───── Information ─────
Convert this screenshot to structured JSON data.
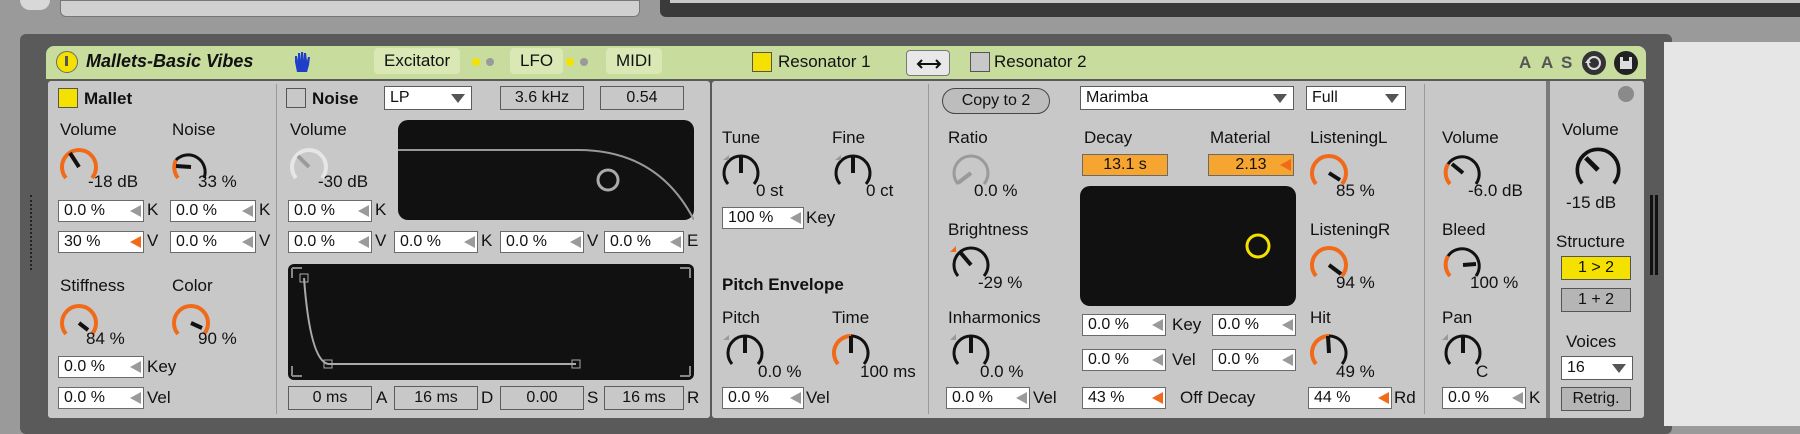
{
  "title": "Mallets-Basic Vibes",
  "tabs": {
    "excitator": "Excitator",
    "lfo": "LFO",
    "midi": "MIDI"
  },
  "header": {
    "resonator1": "Resonator 1",
    "resonator2": "Resonator 2",
    "a1": "A",
    "a2": "A",
    "s": "S"
  },
  "mallet": {
    "title": "Mallet",
    "volume_label": "Volume",
    "volume_value": "-18 dB",
    "noise_label": "Noise",
    "noise_value": "33 %",
    "row1": {
      "v1": "0.0 %",
      "s1": "K",
      "v2": "0.0 %",
      "s2": "K"
    },
    "row2": {
      "v1": "30 %",
      "s1": "V",
      "v2": "0.0 %",
      "s2": "V"
    },
    "stiffness_label": "Stiffness",
    "stiffness_value": "84 %",
    "color_label": "Color",
    "color_value": "90 %",
    "key_value": "0.0 %",
    "key_label": "Key",
    "vel_value": "0.0 %",
    "vel_label": "Vel"
  },
  "noise": {
    "title": "Noise",
    "filter_type": "LP",
    "freq": "3.6 kHz",
    "q": "0.54",
    "volume_label": "Volume",
    "volume_value": "-30 dB",
    "k_value": "0.0 %",
    "k_label": "K",
    "mods": [
      {
        "value": "0.0 %",
        "label": "V"
      },
      {
        "value": "0.0 %",
        "label": "K"
      },
      {
        "value": "0.0 %",
        "label": "V"
      },
      {
        "value": "0.0 %",
        "label": "E"
      }
    ],
    "env": [
      {
        "value": "0 ms",
        "label": "A"
      },
      {
        "value": "16 ms",
        "label": "D"
      },
      {
        "value": "0.00",
        "label": "S"
      },
      {
        "value": "16 ms",
        "label": "R"
      }
    ]
  },
  "tuning": {
    "tune_label": "Tune",
    "tune_value": "0 st",
    "fine_label": "Fine",
    "fine_value": "0 ct",
    "key_value": "100 %",
    "key_label": "Key",
    "pitch_env_title": "Pitch Envelope",
    "pitch_label": "Pitch",
    "pitch_value": "0.0 %",
    "time_label": "Time",
    "time_value": "100 ms",
    "vel_value": "0.0 %",
    "vel_label": "Vel"
  },
  "resonator": {
    "copy_button": "Copy to 2",
    "type": "Marimba",
    "quality": "Full",
    "ratio_label": "Ratio",
    "ratio_value": "0.0 %",
    "decay_label": "Decay",
    "decay_value": "13.1 s",
    "material_label": "Material",
    "material_value": "2.13",
    "brightness_label": "Brightness",
    "brightness_value": "-29 %",
    "inharmonics_label": "Inharmonics",
    "inharmonics_value": "0.0 %",
    "listL_label": "ListeningL",
    "listL_value": "85 %",
    "listR_label": "ListeningR",
    "listR_value": "94 %",
    "hit_label": "Hit",
    "hit_value": "49 %",
    "key_row": {
      "v1": "0.0 %",
      "label": "Key",
      "v2": "0.0 %"
    },
    "vel_row": {
      "v1": "0.0 %",
      "label": "Vel",
      "v2": "0.0 %"
    },
    "inharm_vel_value": "0.0 %",
    "inharm_vel_label": "Vel",
    "off_decay_value": "43 %",
    "off_decay_label": "Off Decay",
    "hit_rd_value": "44 %",
    "hit_rd_label": "Rd"
  },
  "output": {
    "volume_label": "Volume",
    "volume_value": "-6.0 dB",
    "bleed_label": "Bleed",
    "bleed_value": "100 %",
    "pan_label": "Pan",
    "pan_value": "C",
    "k_value": "0.0 %",
    "k_label": "K"
  },
  "global": {
    "volume_label": "Volume",
    "volume_value": "-15 dB",
    "structure_label": "Structure",
    "structure_1": "1 > 2",
    "structure_2": "1 + 2",
    "voices_label": "Voices",
    "voices_value": "16",
    "retrig": "Retrig."
  },
  "colors": {
    "accent": "#f06a1a",
    "title_bar": "#c8dc9e",
    "highlight": "#f7e600",
    "value_highlight": "#f7a531"
  }
}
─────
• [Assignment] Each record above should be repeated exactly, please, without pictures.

• [Response for this exercise]
Convert this screenshot to structured JSON data.
{
  "title": "Mallets-Basic Vibes",
  "tabs": {
    "excitator": "Excitator",
    "lfo": "LFO",
    "midi": "MIDI"
  },
  "header": {
    "resonator1": "Resonator 1",
    "resonator2": "Resonator 2",
    "a1": "A",
    "a2": "A",
    "s": "S"
  },
  "mallet": {
    "title": "Mallet",
    "volume_label": "Volume",
    "volume_value": "-18 dB",
    "noise_label": "Noise",
    "noise_value": "33 %",
    "row1": {
      "v1": "0.0 %",
      "s1": "K",
      "v2": "0.0 %",
      "s2": "K"
    },
    "row2": {
      "v1": "30 %",
      "s1": "V",
      "v2": "0.0 %",
      "s2": "V"
    },
    "stiffness_label": "Stiffness",
    "stiffness_value": "84 %",
    "color_label": "Color",
    "color_value": "90 %",
    "key_value": "0.0 %",
    "key_label": "Key",
    "vel_value": "0.0 %",
    "vel_label": "Vel"
  },
  "noise": {
    "title": "Noise",
    "filter_type": "LP",
    "freq": "3.6 kHz",
    "q": "0.54",
    "volume_label": "Volume",
    "volume_value": "-30 dB",
    "k_value": "0.0 %",
    "k_label": "K",
    "mods": [
      {
        "value": "0.0 %",
        "label": "V"
      },
      {
        "value": "0.0 %",
        "label": "K"
      },
      {
        "value": "0.0 %",
        "label": "V"
      },
      {
        "value": "0.0 %",
        "label": "E"
      }
    ],
    "env": [
      {
        "value": "0 ms",
        "label": "A"
      },
      {
        "value": "16 ms",
        "label": "D"
      },
      {
        "value": "0.00",
        "label": "S"
      },
      {
        "value": "16 ms",
        "label": "R"
      }
    ]
  },
  "tuning": {
    "tune_label": "Tune",
    "tune_value": "0 st",
    "fine_label": "Fine",
    "fine_value": "0 ct",
    "key_value": "100 %",
    "key_label": "Key",
    "pitch_env_title": "Pitch Envelope",
    "pitch_label": "Pitch",
    "pitch_value": "0.0 %",
    "time_label": "Time",
    "time_value": "100 ms",
    "vel_value": "0.0 %",
    "vel_label": "Vel"
  },
  "resonator": {
    "copy_button": "Copy to 2",
    "type": "Marimba",
    "quality": "Full",
    "ratio_label": "Ratio",
    "ratio_value": "0.0 %",
    "decay_label": "Decay",
    "decay_value": "13.1 s",
    "material_label": "Material",
    "material_value": "2.13",
    "brightness_label": "Brightness",
    "brightness_value": "-29 %",
    "inharmonics_label": "Inharmonics",
    "inharmonics_value": "0.0 %",
    "listL_label": "ListeningL",
    "listL_value": "85 %",
    "listR_label": "ListeningR",
    "listR_value": "94 %",
    "hit_label": "Hit",
    "hit_value": "49 %",
    "key_row": {
      "v1": "0.0 %",
      "label": "Key",
      "v2": "0.0 %"
    },
    "vel_row": {
      "v1": "0.0 %",
      "label": "Vel",
      "v2": "0.0 %"
    },
    "inharm_vel_value": "0.0 %",
    "inharm_vel_label": "Vel",
    "off_decay_value": "43 %",
    "off_decay_label": "Off Decay",
    "hit_rd_value": "44 %",
    "hit_rd_label": "Rd"
  },
  "output": {
    "volume_label": "Volume",
    "volume_value": "-6.0 dB",
    "bleed_label": "Bleed",
    "bleed_value": "100 %",
    "pan_label": "Pan",
    "pan_value": "C",
    "k_value": "0.0 %",
    "k_label": "K"
  },
  "global": {
    "volume_label": "Volume",
    "volume_value": "-15 dB",
    "structure_label": "Structure",
    "structure_1": "1 > 2",
    "structure_2": "1 + 2",
    "voices_label": "Voices",
    "voices_value": "16",
    "retrig": "Retrig."
  },
  "colors": {
    "accent": "#f06a1a",
    "title_bar": "#c8dc9e",
    "highlight": "#f7e600",
    "value_highlight": "#f7a531"
  }
}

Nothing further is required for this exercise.